In September 1976, Appellant’s servicing contractor, Texas Employers Insurance Association, requested that Mrs. Rountree see Dr. Jack Kern, an orthopedic surgeon, who testified that she had suffered an injury to her left knee and the injury had aggravated her degenerative arthritis. Dr. Kern stated that she had a 5% Permanent disability or impairment to her left knee, testified that she was 75 pounds overweight at the date of his examination, and further found that she should not be seeing or receiving any further treatment from chiropractors. However, Mrs. Rountree continued to be treated by the chiropractors up until two or three weeks before trial.
While working for Appellant School District, and after retirement, Mrs. Rountree sold Amway, Dutchmade Products, and Aloe Vera skin care products to her friends and neighbors over the telephone and in person, as a way to supplement her income. The evidence shows that in 1976, she drove her car 6000 miles in this work; however, she did not make enough money selling these products in 1977 to require her to file an income tax return.

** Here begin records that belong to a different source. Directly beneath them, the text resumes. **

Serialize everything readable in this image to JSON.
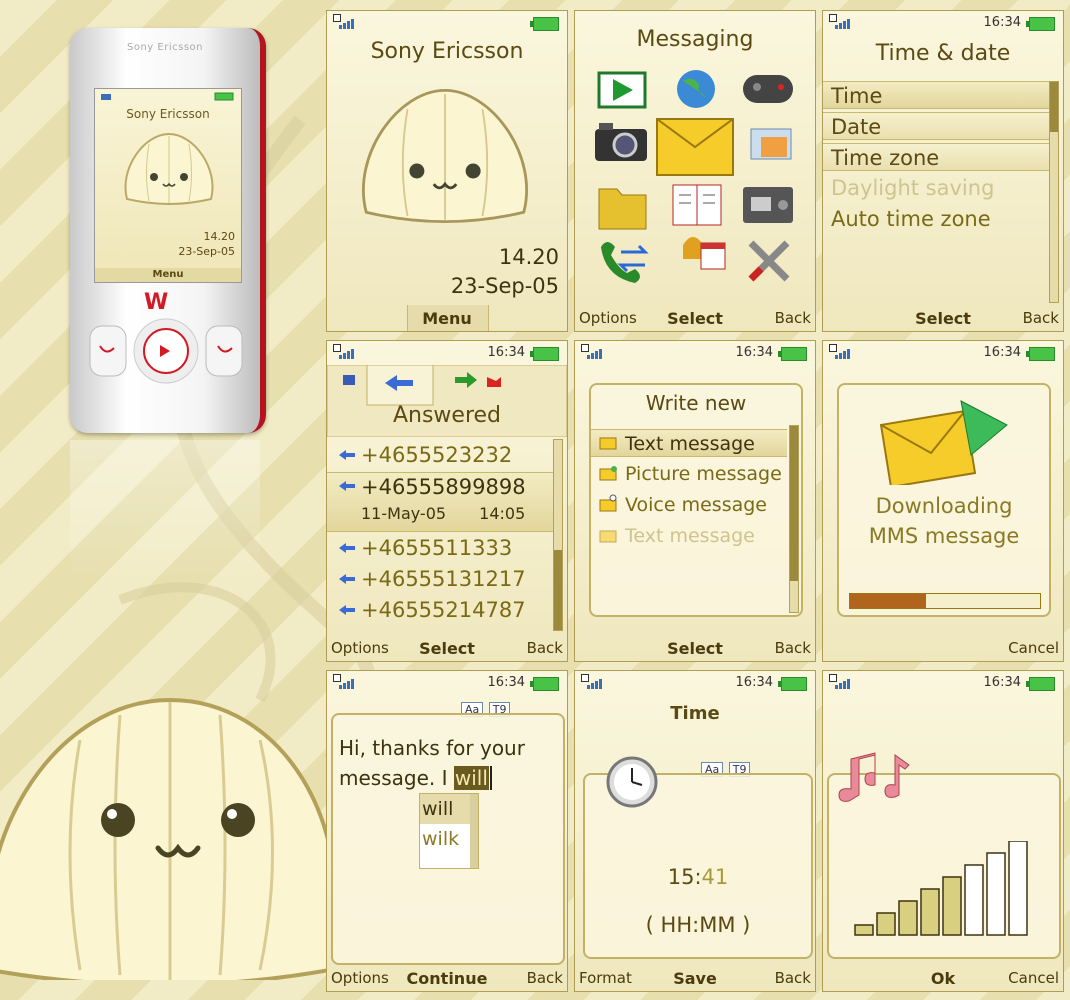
{
  "phone": {
    "brand": "Sony Ericsson",
    "screen_title": "Sony Ericsson",
    "time": "14.20",
    "date": "23-Sep-05",
    "menu": "Menu"
  },
  "standby": {
    "title": "Sony Ericsson",
    "time": "14.20",
    "date": "23-Sep-05",
    "center_key": "Menu"
  },
  "messaging": {
    "title": "Messaging",
    "left_key": "Options",
    "center_key": "Select",
    "right_key": "Back",
    "icons": [
      "media-player-icon",
      "internet-globe-icon",
      "games-controller-icon",
      "camera-icon",
      "messaging-envelope-icon",
      "pictures-icon",
      "file-folder-icon",
      "phonebook-icon",
      "radio-icon",
      "calls-icon",
      "alarm-calendar-icon",
      "settings-tools-icon"
    ]
  },
  "time_date": {
    "clock": "16:34",
    "title": "Time & date",
    "items": [
      "Time",
      "Date",
      "Time zone",
      "Daylight saving",
      "Auto time zone"
    ],
    "center_key": "Select",
    "right_key": "Back"
  },
  "calls": {
    "clock": "16:34",
    "tab_title": "Answered",
    "numbers": [
      "+4655523232",
      "+46555899898",
      "+4655511333",
      "+46555131217",
      "+46555214787"
    ],
    "detail_date": "11-May-05",
    "detail_time": "14:05",
    "left_key": "Options",
    "center_key": "Select",
    "right_key": "Back"
  },
  "write_new": {
    "clock": "16:34",
    "title": "Write new",
    "items": [
      "Text message",
      "Picture message",
      "Voice message",
      "Text message"
    ],
    "center_key": "Select",
    "right_key": "Back"
  },
  "downloading": {
    "clock": "16:34",
    "line1": "Downloading",
    "line2": "MMS message",
    "progress": 0.4,
    "right_key": "Cancel"
  },
  "editor": {
    "clock": "16:34",
    "badge1": "Aa",
    "badge2": "T9",
    "line1": "Hi, thanks for your",
    "line2_prefix": "message. I ",
    "highlight": "will",
    "suggestions": [
      "will",
      "wilk"
    ],
    "left_key": "Options",
    "center_key": "Continue",
    "right_key": "Back"
  },
  "time_set": {
    "clock": "16:34",
    "title": "Time",
    "badge1": "Aa",
    "badge2": "T9",
    "time_hh": "15:",
    "time_mm": "41",
    "format": "( HH:MM )",
    "left_key": "Format",
    "center_key": "Save",
    "right_key": "Back"
  },
  "volume": {
    "clock": "16:34",
    "level_filled": 5,
    "level_total": 8,
    "center_key": "Ok",
    "right_key": "Cancel"
  },
  "colors": {
    "accent": "#5b4a12",
    "panel": "#c3b166",
    "progress": "#b0641c"
  }
}
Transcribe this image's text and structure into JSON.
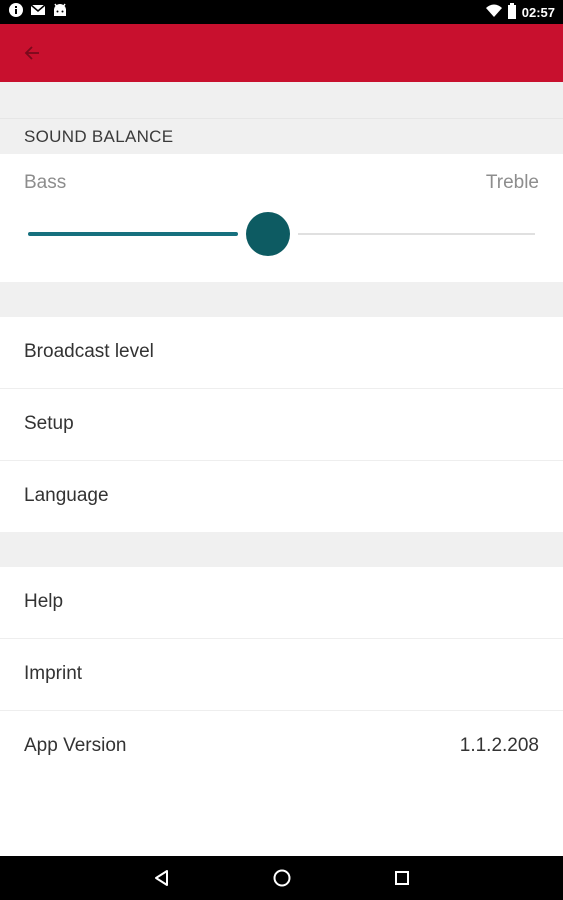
{
  "status_bar": {
    "time": "02:57",
    "left_icons": [
      "info-icon",
      "mail-icon",
      "android-icon"
    ],
    "right_icons": [
      "wifi-icon",
      "battery-icon"
    ]
  },
  "toolbar": {
    "back_icon": "arrow-left-icon",
    "color": "#c8102e"
  },
  "sound_balance": {
    "header": "SOUND BALANCE",
    "bass_label": "Bass",
    "treble_label": "Treble",
    "slider_value_fraction": 0.47,
    "accent_color": "#0d5b62"
  },
  "group1": [
    {
      "label": "Broadcast level"
    },
    {
      "label": "Setup"
    },
    {
      "label": "Language"
    }
  ],
  "group2": [
    {
      "label": "Help"
    },
    {
      "label": "Imprint"
    },
    {
      "label": "App Version",
      "value": "1.1.2.208"
    }
  ],
  "nav_bar": {
    "icons": [
      "back-triangle-icon",
      "home-circle-icon",
      "recents-square-icon"
    ]
  }
}
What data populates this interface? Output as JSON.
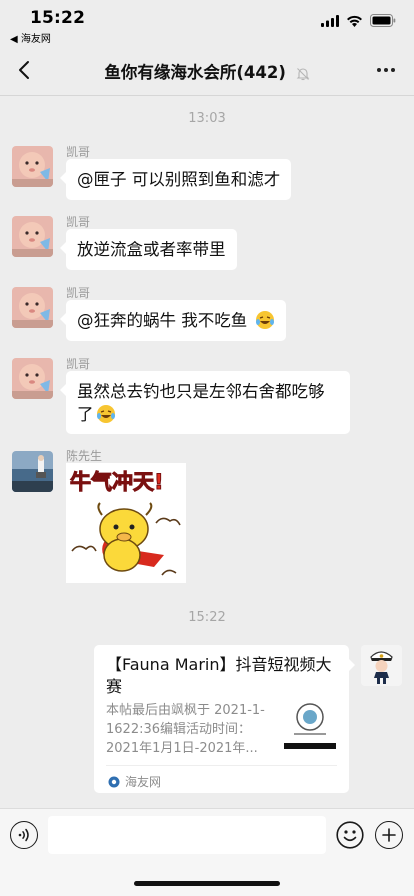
{
  "status": {
    "time": "15:22",
    "back_app": "◀ 海友网"
  },
  "nav": {
    "title": "鱼你有缘海水会所(442)"
  },
  "timestamps": [
    "13:03",
    "15:22"
  ],
  "messages": [
    {
      "sender": "凯哥",
      "text": "@匣子 可以别照到鱼和滤才"
    },
    {
      "sender": "凯哥",
      "text": "放逆流盒或者率带里"
    },
    {
      "sender": "凯哥",
      "text": "@狂奔的蜗牛 我不吃鱼"
    },
    {
      "sender": "凯哥",
      "text_line1": "虽然总去钓也只是左邻右舍都吃够",
      "text_line2": "了"
    },
    {
      "sender": "陈先生",
      "sticker_text": "牛气冲天!"
    }
  ],
  "link_card": {
    "title": "【Fauna Marin】抖音短视频大赛",
    "description": "本帖最后由飒枫于 2021-1-1622:36编辑活动时间：2021年1月1日-2021年...",
    "source": "海友网"
  },
  "input": {
    "value": "",
    "placeholder": ""
  },
  "icons": {
    "back": "chevron-left-icon",
    "mute": "mute-bell-icon",
    "more": "more-dots-icon",
    "voice": "voice-icon",
    "emoji": "emoji-face-icon",
    "plus": "plus-icon"
  },
  "colors": {
    "background": "#ededed",
    "bubble": "#ffffff",
    "meta_text": "#a6a6a6"
  }
}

She continued to do this selling work up to the time of trial in May 1978; however the record is silent as to what money she made from this work.
We recognize that there is conflicting testimony in the record in that Appellant has presented some medical testimony to the effect that Mrs. Rountree’s injury was not serious; whereas, Mrs. Rountree’s evidence shows a factual pattern of a leg injury which got steadily worse as time went on, without any subsidence of pain and discomfort overall. In spite of her age, discomfort, and the loss of her right eye, she was a cheerful and diligent worker, and was not the type to complain. From the record as a whole, we cannot say that the jury findings complained of are so against the great weight and preponderance of the evidence as to be manifestly wrong and unjust. The jury as trier of fact had the opportunity to see and hear the witnesses in person and to weigh their credibility. Moreover, the jury had the opportunity to observe the Claimant Mrs. Rountree’s physical condition and demeanor during the trial.
Judgment of the trial court is affirmed.